The world is a very different place than it was 10 months ago. The demands on us as an ANSP and the support our airport customers need are totally unlike what we were dealing with this time last year. Covid has forced us all to adapt and in doing so we’ve learnt some valuable lessons.
With airports so badly hit by the impact of the Covid crisis, being able to maximise the value and efficiency of existing assets – especially runways – is going to be of critical importance over the coming years as we begin to see traffic return.
Despite the ongoing impact of the pandemic on our industry, there is much to be optimistic about, and there has never been a better time to recalibrate and change our collective mindset to do things differently in the future. Martin Rolfe, CEO, tells more about the challenges and opportunities that lie ahead in the new decade.
There’s no doubt that this is a year like no other. And while Covid-19 means that there are far fewer planes in the sky right now, our controllers and planning teams have still been preparing for Remembrance Day to ensure that we can honour our wartime heroes without interruption. The pandemic has resulted in the […]
Airports, that up until this year were worried about how they were going to meet the seemingly ever-increasing demand to fly, are now facing the kind of operational challenges most would have never imagined.
Collaboration has always been a key part of the way we work at NATS and even during these socially distanced times, we have continued to work closely, even if remotely, with our partners. This has been demonstrated most recently by our work with LVNL, the Dutch air traffic navigation services provider, running Intelligent Approach simulations while maintaining social distancing and engaging virtually across national borders.
There is only one place that you can watch the SR-17 Blackbird, Concorde, Vulcan and the Red Arrows this summer – the Aerobility Armchair Airshow.
Earlier this year we started a project looking at whether we could apply a combination of Artificial Intelligence (AI) and ultra-HD camera technology to help cut weather- related delays at Heathrow.

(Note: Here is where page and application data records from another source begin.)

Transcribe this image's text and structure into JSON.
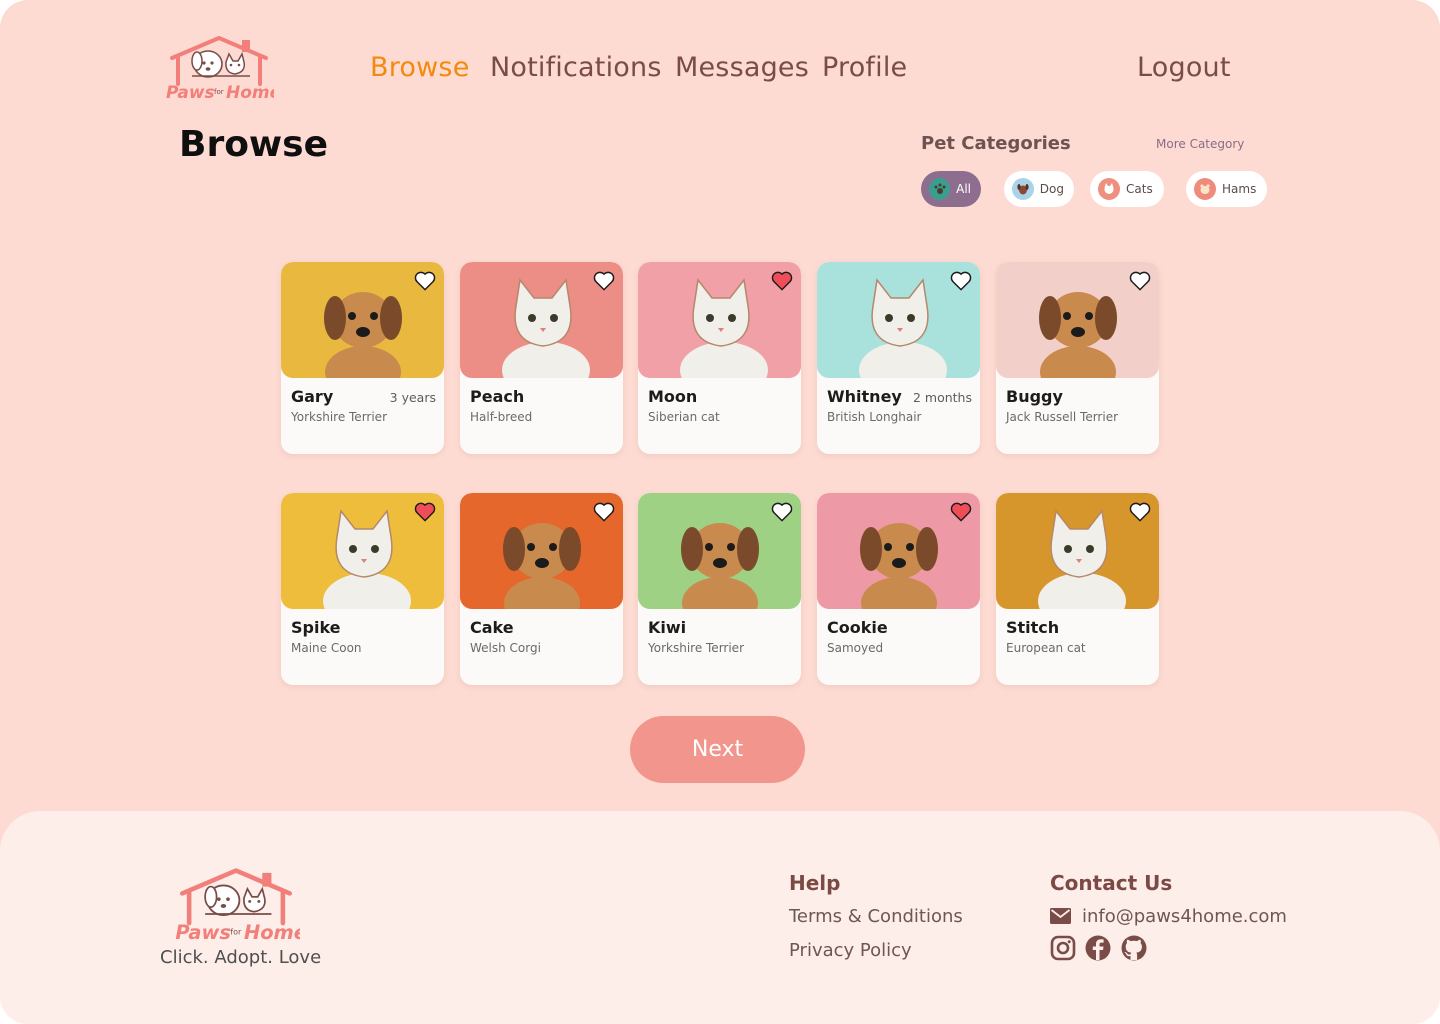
{
  "brand": {
    "logo_lettering": "Paws for Home",
    "primary_color": "#f27f7a",
    "background": "#fddbd2",
    "footer_background": "#fdeeea"
  },
  "nav": {
    "items": [
      {
        "label": "Browse",
        "active": true
      },
      {
        "label": "Notifications",
        "active": false
      },
      {
        "label": "Messages",
        "active": false
      },
      {
        "label": "Profile",
        "active": false
      }
    ],
    "logout": "Logout"
  },
  "page_title": "Browse",
  "categories": {
    "title": "Pet Categories",
    "more": "More Category",
    "chips": [
      {
        "label": "All",
        "icon": "paw-icon",
        "selected": true
      },
      {
        "label": "Dog",
        "icon": "dog-icon",
        "selected": false
      },
      {
        "label": "Cats",
        "icon": "cat-icon",
        "selected": false
      },
      {
        "label": "Hams",
        "icon": "hamster-icon",
        "selected": false
      }
    ]
  },
  "pets": [
    {
      "name": "Gary",
      "age": "3 years",
      "breed": "Yorkshire Terrier",
      "favorite": false,
      "bg": "#e9b93f",
      "animal": "dog"
    },
    {
      "name": "Peach",
      "age": "",
      "breed": "Half-breed",
      "favorite": false,
      "bg": "#ec8e86",
      "animal": "cat"
    },
    {
      "name": "Moon",
      "age": "",
      "breed": "Siberian cat",
      "favorite": true,
      "bg": "#f0a0a6",
      "animal": "cat"
    },
    {
      "name": "Whitney",
      "age": "2 months",
      "breed": "British Longhair",
      "favorite": false,
      "bg": "#a9e2dc",
      "animal": "cat"
    },
    {
      "name": "Buggy",
      "age": "",
      "breed": "Jack Russell Terrier",
      "favorite": false,
      "bg": "#f2cfc8",
      "animal": "dog"
    },
    {
      "name": "Spike",
      "age": "",
      "breed": "Maine Coon",
      "favorite": true,
      "bg": "#efbd3c",
      "animal": "cat"
    },
    {
      "name": "Cake",
      "age": "",
      "breed": "Welsh Corgi",
      "favorite": false,
      "bg": "#e5672b",
      "animal": "dog"
    },
    {
      "name": "Kiwi",
      "age": "",
      "breed": "Yorkshire Terrier",
      "favorite": false,
      "bg": "#9ed183",
      "animal": "dog"
    },
    {
      "name": "Cookie",
      "age": "",
      "breed": "Samoyed",
      "favorite": true,
      "bg": "#ee9aa6",
      "animal": "dog"
    },
    {
      "name": "Stitch",
      "age": "",
      "breed": "European cat",
      "favorite": false,
      "bg": "#d7962b",
      "animal": "cat"
    }
  ],
  "next_button": "Next",
  "footer": {
    "tagline": "Click. Adopt. Love",
    "help": {
      "title": "Help",
      "links": [
        "Terms & Conditions",
        "Privacy Policy"
      ]
    },
    "contact": {
      "title": "Contact Us",
      "email": "info@paws4home.com",
      "socials": [
        "instagram-icon",
        "facebook-icon",
        "github-icon"
      ]
    }
  }
}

Here’s an update on what we’re doing next.
Every Armistice Day and Remembrance Sunday, air traffic controllers across the country play their part in the national commemoration by ensuring the two minutes of silence is as complete as possible.

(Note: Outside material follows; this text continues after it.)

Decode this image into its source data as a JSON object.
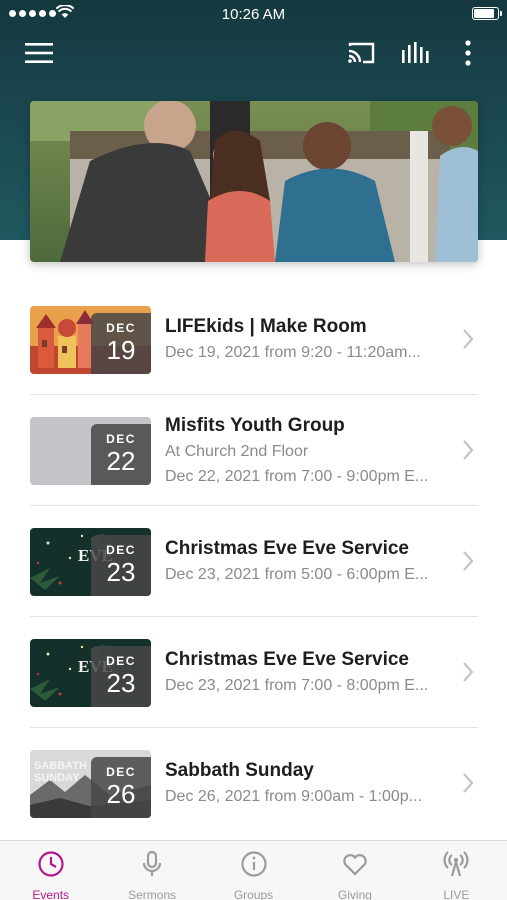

Zoe, who is currently training with NATS as an Engineering Technician, tells us a bit more about her role at Britain’s biggest and busiest international airport…